Instructions to follow
Return the data below exactly as given, except for the images.

Records drawn from a dataset
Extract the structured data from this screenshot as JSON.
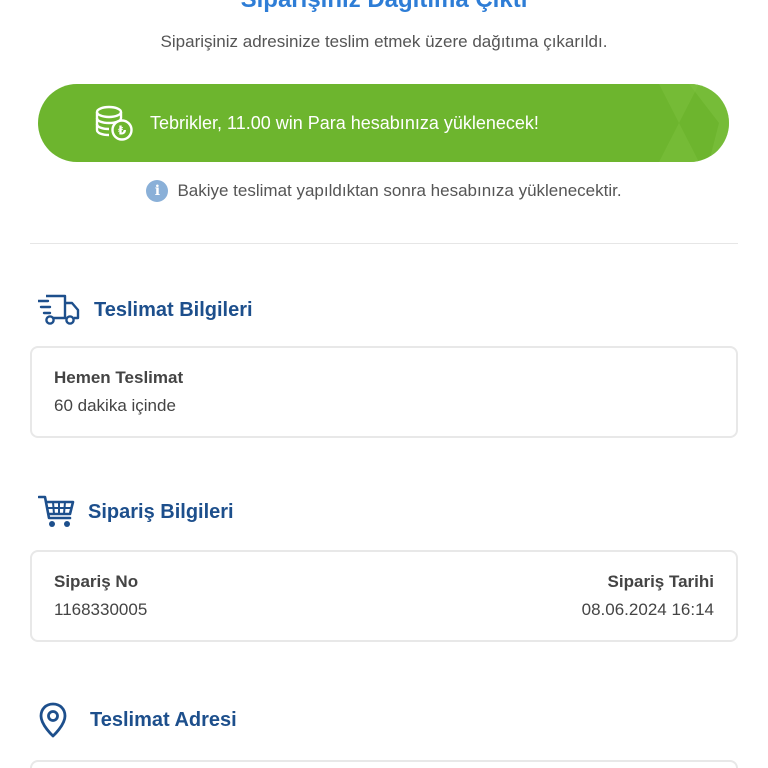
{
  "header": {
    "title": "Siparişiniz Dağıtıma Çıktı",
    "subtitle": "Siparişiniz adresinize teslim etmek üzere dağıtıma çıkarıldı."
  },
  "reward": {
    "message": "Tebrikler, 11.00 win Para hesabınıza yüklenecek!",
    "color": "#6db52e"
  },
  "note": {
    "text": "Bakiye teslimat yapıldıktan sonra hesabınıza yüklenecektir."
  },
  "delivery_info": {
    "title": "Teslimat Bilgileri",
    "type_label": "Hemen Teslimat",
    "type_value": "60 dakika içinde"
  },
  "order_info": {
    "title": "Sipariş Bilgileri",
    "order_no_label": "Sipariş No",
    "order_no_value": "1168330005",
    "order_date_label": "Sipariş Tarihi",
    "order_date_value": "08.06.2024 16:14"
  },
  "address": {
    "title": "Teslimat Adresi"
  },
  "colors": {
    "accent": "#2e7dd6",
    "section_title": "#1d4f8c"
  }
}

Solution to the exercise
Extract the structured data from this screenshot as JSON.
{
  "header": {
    "title": "Siparişiniz Dağıtıma Çıktı",
    "subtitle": "Siparişiniz adresinize teslim etmek üzere dağıtıma çıkarıldı."
  },
  "reward": {
    "message": "Tebrikler, 11.00 win Para hesabınıza yüklenecek!",
    "color": "#6db52e"
  },
  "note": {
    "text": "Bakiye teslimat yapıldıktan sonra hesabınıza yüklenecektir."
  },
  "delivery_info": {
    "title": "Teslimat Bilgileri",
    "type_label": "Hemen Teslimat",
    "type_value": "60 dakika içinde"
  },
  "order_info": {
    "title": "Sipariş Bilgileri",
    "order_no_label": "Sipariş No",
    "order_no_value": "1168330005",
    "order_date_label": "Sipariş Tarihi",
    "order_date_value": "08.06.2024 16:14"
  },
  "address": {
    "title": "Teslimat Adresi"
  },
  "colors": {
    "accent": "#2e7dd6",
    "section_title": "#1d4f8c"
  }
}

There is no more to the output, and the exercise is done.